—Justin Krebs, It's A Free Country blogger
Friday, July 08, 2011
The latest news out of the ongoing negotiations to raise the country's debt limit is that President Obama is putting entitlement reform on the table. But Nancy Pelosi and other Democrats say they were caught completely off-guard by the president's latest proposal, and said that the Party is opposed to including Social Security cuts in any kind of deal. The president says the two sides remain divided and far from finding reaching an agreement, but House Speaker John Boehner says there's a 50-50 chance that they'll be able to arrive at a decision this week. Will the president's dramatic proposal be the catalyst that moves the debt deal forward?
Friday, July 08, 2011
Wednesday, June 22, 2011
By Alec Hamilton : Assistant Producer, WNYC News
Friday, May 13, 2011
There's more bad news for Social Security and Medicare. The economy, rising health care costs and a drop in taxes have all shortened the life of the two entitlement programs.
Monday, April 04, 2011
We're spending almost $800 billion every single year on the Pentagon, on our security. That's more money than every other country on the planet combined spends. That's not a sustainable thing, neither are the now three combat actions around the world.
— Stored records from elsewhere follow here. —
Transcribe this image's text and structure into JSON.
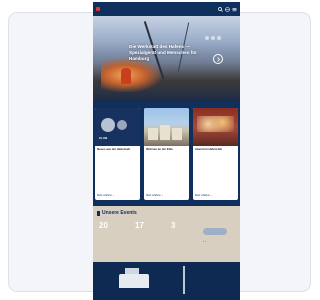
{
  "brand": {
    "logo_text": "",
    "accent_color": "#e3342f",
    "primary_color": "#0f2f5c"
  },
  "topbar": {
    "icons": [
      "search-icon",
      "globe-icon",
      "menu-icon"
    ]
  },
  "hero": {
    "headline": "Die Werkstatt des Hafens — Spezialgerät und Menschen für Hamburg"
  },
  "news": {
    "cards": [
      {
        "title": "Neues aus der Hafenwelt",
        "subtitle": "",
        "more_label": "Mehr erfahren"
      },
      {
        "title": "Wohnen an der Elbe",
        "subtitle": "",
        "more_label": "Mehr erfahren"
      },
      {
        "title": "Abend im Hafenclub",
        "subtitle": "",
        "more_label": "Mehr erfahren"
      }
    ],
    "image_badge_text": "CLUB"
  },
  "events": {
    "title": "Unsere Events",
    "items": [
      {
        "day": "20",
        "month": "",
        "desc": ""
      },
      {
        "day": "17",
        "month": "",
        "desc": ""
      },
      {
        "day": "3",
        "month": "",
        "desc": ""
      }
    ]
  }
}
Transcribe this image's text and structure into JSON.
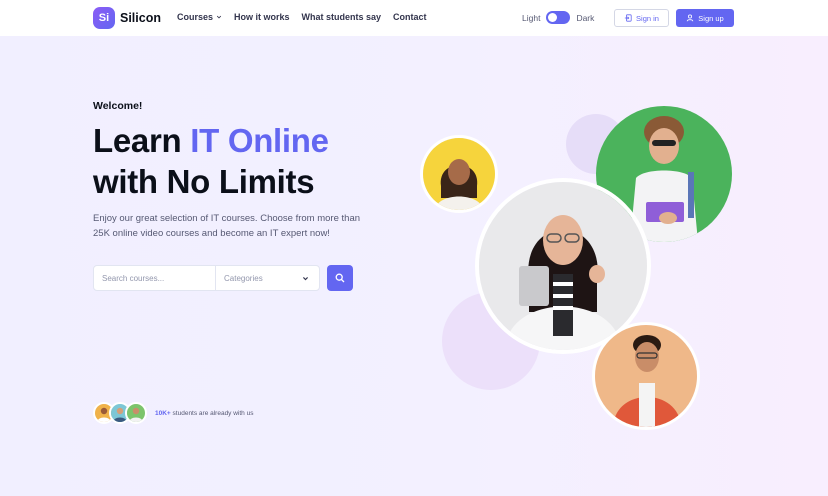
{
  "nav": {
    "brand_mark": "Si",
    "brand_name": "Silicon",
    "menu": [
      {
        "label": "Courses",
        "has_dropdown": true
      },
      {
        "label": "How it works"
      },
      {
        "label": "What students say"
      },
      {
        "label": "Contact"
      }
    ],
    "mode_light": "Light",
    "mode_dark": "Dark",
    "signin_label": "Sign in",
    "signup_label": "Sign up"
  },
  "hero": {
    "welcome": "Welcome!",
    "headline_part1": "Learn ",
    "headline_accent": "IT Online",
    "headline_part2": "with No Limits",
    "subtext": "Enjoy our great selection of IT courses. Choose from more than 25K online video courses and become an IT expert now!",
    "search_placeholder": "Search courses...",
    "categories_label": "Categories",
    "students_count": "10K+",
    "students_text": " students are already with us"
  },
  "colors": {
    "accent": "#6366f1",
    "text_dark": "#0b0f19",
    "text_muted": "#565973",
    "yellow": "#f6d43c",
    "green": "#4bb35c",
    "peach": "#efb889",
    "lavender": "#e8e2fb"
  }
}
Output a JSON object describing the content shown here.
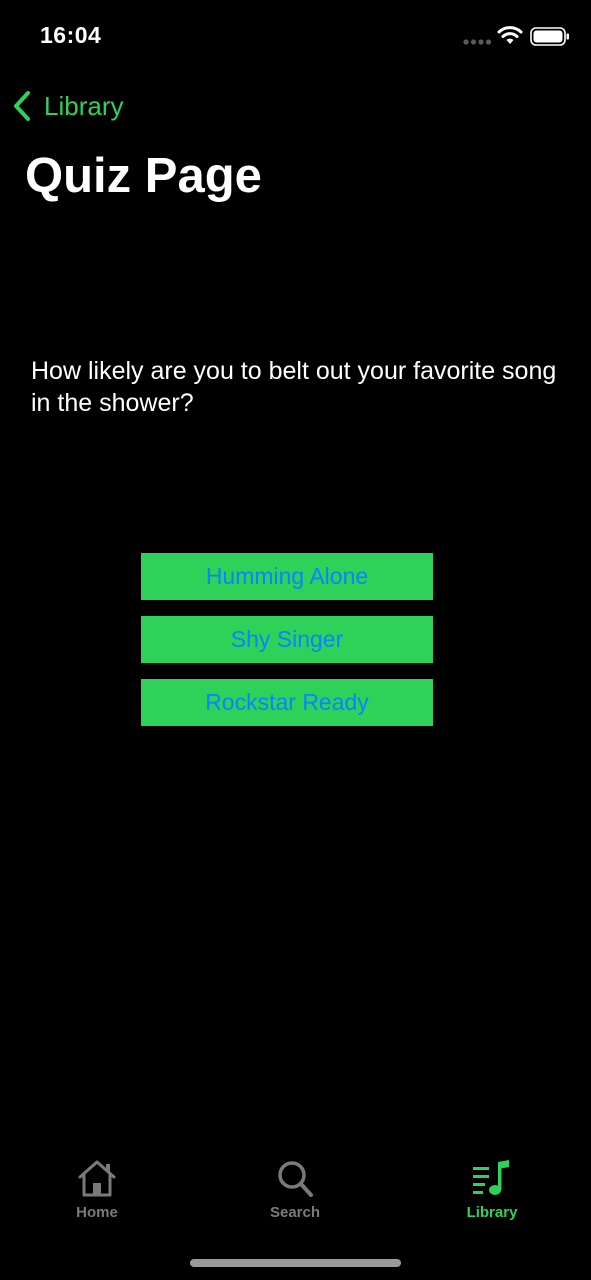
{
  "status_bar": {
    "time": "16:04",
    "signal_icon": "cellular-signal-icon",
    "wifi_icon": "wifi-icon",
    "battery_icon": "battery-icon"
  },
  "nav": {
    "back_label": "Library",
    "back_icon": "chevron-left-icon"
  },
  "page": {
    "title": "Quiz Page",
    "question": "How likely are you to belt out your favorite song in the shower?"
  },
  "answers": [
    {
      "label": "Humming Alone"
    },
    {
      "label": "Shy Singer"
    },
    {
      "label": "Rockstar Ready"
    }
  ],
  "tab_bar": {
    "tabs": [
      {
        "label": "Home",
        "icon": "home-icon",
        "active": false
      },
      {
        "label": "Search",
        "icon": "search-icon",
        "active": false
      },
      {
        "label": "Library",
        "icon": "music-library-icon",
        "active": true
      }
    ]
  },
  "colors": {
    "accent": "#30d158",
    "button_text": "#0a84ff",
    "background": "#000000",
    "inactive_tab": "#7a7a7a"
  }
}
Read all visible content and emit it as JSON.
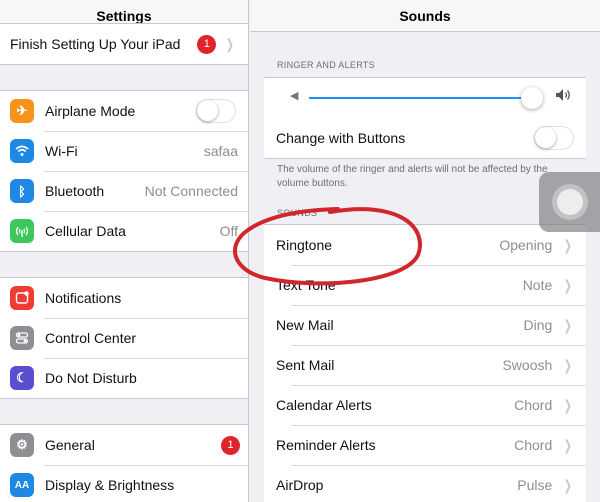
{
  "left_pane": {
    "title": "Settings",
    "setup_row": {
      "label": "Finish Setting Up Your iPad",
      "badge": "1"
    },
    "connectivity": [
      {
        "label": "Airplane Mode",
        "icon": "airplane-icon",
        "icon_color": "#f7931a",
        "glyph": "✈",
        "value": "",
        "control": "switch-off"
      },
      {
        "label": "Wi-Fi",
        "icon": "wifi-icon",
        "icon_color": "#1e88e5",
        "glyph": "◠",
        "value": "safaa"
      },
      {
        "label": "Bluetooth",
        "icon": "bluetooth-icon",
        "icon_color": "#1e88e5",
        "glyph": "ᛒ",
        "value": "Not Connected"
      },
      {
        "label": "Cellular Data",
        "icon": "cellular-data-icon",
        "icon_color": "#3ec75a",
        "glyph": "⊛",
        "value": "Off"
      }
    ],
    "notifications_group": [
      {
        "label": "Notifications",
        "icon": "notifications-icon",
        "icon_color": "#ee3b34",
        "glyph": "■"
      },
      {
        "label": "Control Center",
        "icon": "control-center-icon",
        "icon_color": "#8e8e93",
        "glyph": "☰"
      },
      {
        "label": "Do Not Disturb",
        "icon": "do-not-disturb-icon",
        "icon_color": "#5b4fd1",
        "glyph": "☾"
      }
    ],
    "general_group": [
      {
        "label": "General",
        "icon": "general-gear-icon",
        "icon_color": "#8e8e93",
        "glyph": "⚙",
        "badge": "1"
      },
      {
        "label": "Display & Brightness",
        "icon": "display-brightness-icon",
        "icon_color": "#1e88e5",
        "glyph": "AA"
      }
    ]
  },
  "right_pane": {
    "title": "Sounds",
    "ringer_header": "RINGER AND ALERTS",
    "volume_fraction": 0.96,
    "change_with_buttons": {
      "label": "Change with Buttons",
      "state": "off"
    },
    "ringer_footer": "The volume of the ringer and alerts will not be affected by the volume buttons.",
    "sounds_header": "SOUNDS",
    "sounds": [
      {
        "label": "Ringtone",
        "value": "Opening"
      },
      {
        "label": "Text Tone",
        "value": "Note"
      },
      {
        "label": "New Mail",
        "value": "Ding"
      },
      {
        "label": "Sent Mail",
        "value": "Swoosh"
      },
      {
        "label": "Calendar Alerts",
        "value": "Chord"
      },
      {
        "label": "Reminder Alerts",
        "value": "Chord"
      },
      {
        "label": "AirDrop",
        "value": "Pulse"
      }
    ]
  },
  "overlay": {
    "assistive_touch_icon": "assistive-touch-icon",
    "annotation": "red-hand-drawn-circle",
    "annotation_color": "#d0262c"
  }
}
If we're going to be serious about long term sustainability, we're going to have to do, frankly, what [Defense] Secretary Gates proposed, which is $130 billion in cuts to the defense apparatus.
Friday, January 28, 2011
By Solomon Kleinsmith : IAFC Blogger
The president offered some straight talk during his State of the Union address on the relationship between our deficit, long-term debt problems and social welfare spending. He admitted that there would have to be sacrifices to bring our deficits under control, and that only working on non-military discretionary spending barely scratches the surface of the issue.
But what do the American people want to do about this? Normally you could just look at public opinion polling, but in this case, most polls are asking the wrong questions.
Thursday, January 27, 2011
By Dallas Penn
Before man had invented healthcare administrations run by the pharmaceutical-industrial complex, all he had were tough decisions. Do we leave grandpa, or carry him with us across the tundra? As time has moved on and man has become more advanced we have been able to allow grandpa some comfort in getting old, but now that our economic system is on the skids, it's time to look deep into the eyes of the elderly and tell them that tough decisions are coming.